The Story and the Songs:
Blood Mountain takes the sludgy heaviness of Leviathan and injects an element of prog-rock as Mastodon continues their growth as musicians and songwriters. “The Wolf Is Loose” comes in with fast paced, spastic drum fills and hearkens back to the thrash metal influences in the band; this song starts the album at a dead sprint and references chapter titles from Joseph Campbell’s defining work, The Hero with a Thousand Faces. The harmonious guitar lines of Hinds and Kelliher work to contrast the aggressive riffs in the verses. “Crystal Skull” begins with a primal drum beat before exploding into the full band’s attack; Sanders stands out with lead vocals on this track. “Sleeping Giant” adds an element of the ether with an extended instrumental intro showcasing Kelliher on the lead guitar melody. The relative break in prog-rock virtuosity is shattered by “Capillarian Crest” which features blistering guitar playing by Hinds and masterful fills performed by Dailor. “Circle of Cysquatch” sees Kelliher take the lead guitar riff again in a song about a one-eyed sasquatch that can see into the future and warns of dangers to come before segueing into the schizophrenic tempo changes of the instrumental, “Bladecatcher.”

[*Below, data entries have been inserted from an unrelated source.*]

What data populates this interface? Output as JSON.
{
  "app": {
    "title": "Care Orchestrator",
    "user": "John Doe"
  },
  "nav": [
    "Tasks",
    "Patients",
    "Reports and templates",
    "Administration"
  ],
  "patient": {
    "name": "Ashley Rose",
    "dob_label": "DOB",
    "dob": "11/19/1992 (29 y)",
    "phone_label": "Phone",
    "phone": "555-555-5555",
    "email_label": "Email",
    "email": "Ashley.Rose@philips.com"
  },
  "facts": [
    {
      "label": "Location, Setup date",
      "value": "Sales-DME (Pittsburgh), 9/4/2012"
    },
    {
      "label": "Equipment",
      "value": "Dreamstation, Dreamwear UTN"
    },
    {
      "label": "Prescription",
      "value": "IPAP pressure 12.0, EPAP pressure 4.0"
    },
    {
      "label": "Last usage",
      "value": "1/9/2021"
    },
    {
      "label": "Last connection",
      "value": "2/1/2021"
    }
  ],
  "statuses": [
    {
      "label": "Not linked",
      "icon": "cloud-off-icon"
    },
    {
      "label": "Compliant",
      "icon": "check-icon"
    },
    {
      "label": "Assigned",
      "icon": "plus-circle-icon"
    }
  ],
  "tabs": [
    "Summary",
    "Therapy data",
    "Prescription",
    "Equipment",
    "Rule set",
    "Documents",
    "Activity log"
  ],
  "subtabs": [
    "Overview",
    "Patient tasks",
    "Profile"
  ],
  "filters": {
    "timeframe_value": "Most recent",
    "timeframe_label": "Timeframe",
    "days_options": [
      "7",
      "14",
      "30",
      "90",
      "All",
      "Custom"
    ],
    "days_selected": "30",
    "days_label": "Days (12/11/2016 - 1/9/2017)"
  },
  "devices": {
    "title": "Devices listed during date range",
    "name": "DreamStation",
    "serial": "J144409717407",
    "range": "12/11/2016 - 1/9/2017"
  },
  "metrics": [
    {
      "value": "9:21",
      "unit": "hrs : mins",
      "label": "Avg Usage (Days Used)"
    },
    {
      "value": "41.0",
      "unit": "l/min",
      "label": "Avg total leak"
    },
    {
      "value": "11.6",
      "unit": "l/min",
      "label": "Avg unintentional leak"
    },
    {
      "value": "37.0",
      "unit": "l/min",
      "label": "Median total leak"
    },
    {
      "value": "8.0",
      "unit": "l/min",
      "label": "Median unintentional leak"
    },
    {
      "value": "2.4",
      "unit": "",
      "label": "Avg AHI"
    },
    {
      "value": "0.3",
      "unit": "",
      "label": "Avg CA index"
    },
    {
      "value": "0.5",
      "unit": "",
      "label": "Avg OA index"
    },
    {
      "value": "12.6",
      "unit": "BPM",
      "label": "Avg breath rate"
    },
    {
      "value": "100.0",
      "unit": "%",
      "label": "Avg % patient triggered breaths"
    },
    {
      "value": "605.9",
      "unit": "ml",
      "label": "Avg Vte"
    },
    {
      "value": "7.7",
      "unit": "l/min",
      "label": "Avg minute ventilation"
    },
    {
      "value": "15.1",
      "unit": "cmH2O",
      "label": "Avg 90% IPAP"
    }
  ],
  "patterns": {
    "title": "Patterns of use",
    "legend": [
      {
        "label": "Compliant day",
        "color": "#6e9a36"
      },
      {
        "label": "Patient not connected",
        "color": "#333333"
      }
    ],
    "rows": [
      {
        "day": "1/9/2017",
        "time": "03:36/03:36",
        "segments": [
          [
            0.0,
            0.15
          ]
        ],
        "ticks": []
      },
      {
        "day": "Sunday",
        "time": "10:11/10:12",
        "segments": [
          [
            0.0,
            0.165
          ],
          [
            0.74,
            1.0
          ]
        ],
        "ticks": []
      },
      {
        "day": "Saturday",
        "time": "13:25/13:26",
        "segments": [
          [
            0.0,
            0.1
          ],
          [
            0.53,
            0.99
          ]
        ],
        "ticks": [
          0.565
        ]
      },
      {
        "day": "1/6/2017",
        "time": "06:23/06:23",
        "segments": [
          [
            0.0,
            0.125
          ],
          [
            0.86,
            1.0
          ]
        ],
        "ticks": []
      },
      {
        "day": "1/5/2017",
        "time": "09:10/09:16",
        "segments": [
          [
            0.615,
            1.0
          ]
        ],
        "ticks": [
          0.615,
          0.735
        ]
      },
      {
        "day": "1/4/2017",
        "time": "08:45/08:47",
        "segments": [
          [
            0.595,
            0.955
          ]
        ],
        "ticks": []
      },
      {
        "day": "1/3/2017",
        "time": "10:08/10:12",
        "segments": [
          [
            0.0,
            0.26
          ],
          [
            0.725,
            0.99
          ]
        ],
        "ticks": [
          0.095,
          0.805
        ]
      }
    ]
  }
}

“Colony of Birchmen”, one of the singles from the album, is a heavy rock anthem with a catchy chorus that features singer Josh Homme from the band Queens of the Stone Age. “Hunters of the Sky” keeps a relatively slower tempo compared to earlier songs on the album and injects some psychedelic soundscapes into the background. “Hand of Stone” swings in with a bombarding swagger and staggering musicianship before the prog powerhouse of the album, “This Mortal Soil”. “Siberian Divide” switches to a 7/8 time signature and cleaner guitars before the guttural vocals of Hinds appear to keep the song from being pinned down in one genre. “Pendulous Skin” is Blood Mountain‘s final song; featuring Hinds on lead guitar and vocals, it is another ballad for the Elephant Man like Leviathan’s “Joseph Merrick”. This song completes the journey up Blood Mountain and allows the listener to reflect on the listening experience as a whole.
Much like its predecessor, Blood Mountain contains a concept that is hinted at and exists in the songs, but doesn’t take full precedent in the execution of the album. Each song could exist as a stand-alone, but the work as a whole serves as an allegory for the band’s rise to release a record on a major label after years of playing small gigs and building a die-hard following. Blood Mountain is the most progressive of their albums in the sense that it calls back to many prog-rock bands of the 70’s, and allows the band to branch out more in their songwriting. This is also the first album to really feature guitar solos by Brent Hinds, which will become a staple of the following albums due to his unique style of playing.
Please enjoy some song recommendations, a song from the album, and check out the band’s social media accounts below!
Song recommendations: “Sleeping Giant” , “Capillarian Crest” , “Circle of Cysquatch” , “This Mortal Soil”
The images featured in this post can be found through the hyperlinks below.